TASK ITEM: Each of the entries beneath this task should be written out exactly.
*** RECORDS PROVIDED ***
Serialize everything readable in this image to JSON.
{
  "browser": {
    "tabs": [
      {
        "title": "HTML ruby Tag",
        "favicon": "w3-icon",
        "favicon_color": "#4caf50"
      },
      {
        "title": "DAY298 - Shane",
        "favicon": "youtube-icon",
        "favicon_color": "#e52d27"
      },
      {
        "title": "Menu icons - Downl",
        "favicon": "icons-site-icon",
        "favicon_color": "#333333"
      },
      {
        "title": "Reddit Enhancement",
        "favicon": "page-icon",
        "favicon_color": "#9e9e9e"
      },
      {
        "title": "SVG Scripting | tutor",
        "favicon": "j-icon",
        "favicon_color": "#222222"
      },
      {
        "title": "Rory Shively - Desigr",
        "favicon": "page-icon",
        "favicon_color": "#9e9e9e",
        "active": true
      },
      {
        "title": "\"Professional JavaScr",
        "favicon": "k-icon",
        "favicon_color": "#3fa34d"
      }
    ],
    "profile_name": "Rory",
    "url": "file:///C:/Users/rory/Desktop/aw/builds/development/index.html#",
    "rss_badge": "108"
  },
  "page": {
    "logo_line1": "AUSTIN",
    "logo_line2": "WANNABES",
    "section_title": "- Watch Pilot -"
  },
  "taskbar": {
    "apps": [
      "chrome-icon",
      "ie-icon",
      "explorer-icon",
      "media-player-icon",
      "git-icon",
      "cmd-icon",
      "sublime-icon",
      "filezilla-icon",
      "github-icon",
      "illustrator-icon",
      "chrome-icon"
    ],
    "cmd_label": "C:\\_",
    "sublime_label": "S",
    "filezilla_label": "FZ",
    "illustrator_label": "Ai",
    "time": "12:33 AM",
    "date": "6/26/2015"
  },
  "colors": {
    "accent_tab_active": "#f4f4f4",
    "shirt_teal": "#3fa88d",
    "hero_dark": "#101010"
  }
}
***
EXERCISE RESULT:
Serialize everything readable in this image to JSON.
{
  "browser": {
    "tabs": [
      {
        "title": "HTML ruby Tag",
        "favicon": "w3-icon",
        "favicon_color": "#4caf50"
      },
      {
        "title": "DAY298 - Shane",
        "favicon": "youtube-icon",
        "favicon_color": "#e52d27"
      },
      {
        "title": "Menu icons - Downl",
        "favicon": "icons-site-icon",
        "favicon_color": "#333333"
      },
      {
        "title": "Reddit Enhancement",
        "favicon": "page-icon",
        "favicon_color": "#9e9e9e"
      },
      {
        "title": "SVG Scripting | tutor",
        "favicon": "j-icon",
        "favicon_color": "#222222"
      },
      {
        "title": "Rory Shively - Desigr",
        "favicon": "page-icon",
        "favicon_color": "#9e9e9e",
        "active": true
      },
      {
        "title": "\"Professional JavaScr",
        "favicon": "k-icon",
        "favicon_color": "#3fa34d"
      }
    ],
    "profile_name": "Rory",
    "url": "file:///C:/Users/rory/Desktop/aw/builds/development/index.html#",
    "rss_badge": "108"
  },
  "page": {
    "logo_line1": "AUSTIN",
    "logo_line2": "WANNABES",
    "section_title": "- Watch Pilot -"
  },
  "taskbar": {
    "apps": [
      "chrome-icon",
      "ie-icon",
      "explorer-icon",
      "media-player-icon",
      "git-icon",
      "cmd-icon",
      "sublime-icon",
      "filezilla-icon",
      "github-icon",
      "illustrator-icon",
      "chrome-icon"
    ],
    "cmd_label": "C:\\_",
    "sublime_label": "S",
    "filezilla_label": "FZ",
    "illustrator_label": "Ai",
    "time": "12:33 AM",
    "date": "6/26/2015"
  },
  "colors": {
    "accent_tab_active": "#f4f4f4",
    "shirt_teal": "#3fa88d",
    "hero_dark": "#101010"
  }
}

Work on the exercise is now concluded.